[RECORDS SUPPLIED]

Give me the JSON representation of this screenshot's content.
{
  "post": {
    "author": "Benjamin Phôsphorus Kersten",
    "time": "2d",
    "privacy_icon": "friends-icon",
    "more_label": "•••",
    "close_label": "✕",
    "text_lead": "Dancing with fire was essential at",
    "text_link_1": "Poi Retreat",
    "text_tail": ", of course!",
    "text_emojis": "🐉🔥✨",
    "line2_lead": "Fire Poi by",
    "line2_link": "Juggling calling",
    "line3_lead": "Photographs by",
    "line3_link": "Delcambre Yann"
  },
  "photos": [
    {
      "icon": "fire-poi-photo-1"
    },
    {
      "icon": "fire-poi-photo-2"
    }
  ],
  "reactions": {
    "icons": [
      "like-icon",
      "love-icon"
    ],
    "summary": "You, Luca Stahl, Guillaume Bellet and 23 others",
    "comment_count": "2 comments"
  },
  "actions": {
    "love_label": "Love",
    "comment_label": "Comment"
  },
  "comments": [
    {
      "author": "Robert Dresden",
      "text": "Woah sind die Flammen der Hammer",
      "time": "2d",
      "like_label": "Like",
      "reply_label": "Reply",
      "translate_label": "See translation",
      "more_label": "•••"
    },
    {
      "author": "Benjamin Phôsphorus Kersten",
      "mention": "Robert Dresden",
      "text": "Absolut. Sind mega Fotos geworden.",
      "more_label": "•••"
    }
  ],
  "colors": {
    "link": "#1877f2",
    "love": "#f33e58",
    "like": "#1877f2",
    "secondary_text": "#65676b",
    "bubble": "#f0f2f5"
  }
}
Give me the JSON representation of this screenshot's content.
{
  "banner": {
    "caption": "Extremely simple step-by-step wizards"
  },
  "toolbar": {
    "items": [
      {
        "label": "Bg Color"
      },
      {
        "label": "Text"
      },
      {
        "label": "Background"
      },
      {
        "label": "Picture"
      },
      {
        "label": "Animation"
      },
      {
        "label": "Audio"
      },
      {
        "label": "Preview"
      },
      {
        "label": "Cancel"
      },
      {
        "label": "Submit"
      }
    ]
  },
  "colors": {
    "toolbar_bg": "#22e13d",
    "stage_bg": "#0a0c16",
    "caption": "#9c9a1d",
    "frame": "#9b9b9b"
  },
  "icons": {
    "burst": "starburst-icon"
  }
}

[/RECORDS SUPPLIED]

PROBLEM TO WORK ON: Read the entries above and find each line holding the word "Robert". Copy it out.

SOLUTION:
      "author": "Robert Dresden",
      "mention": "Robert Dresden",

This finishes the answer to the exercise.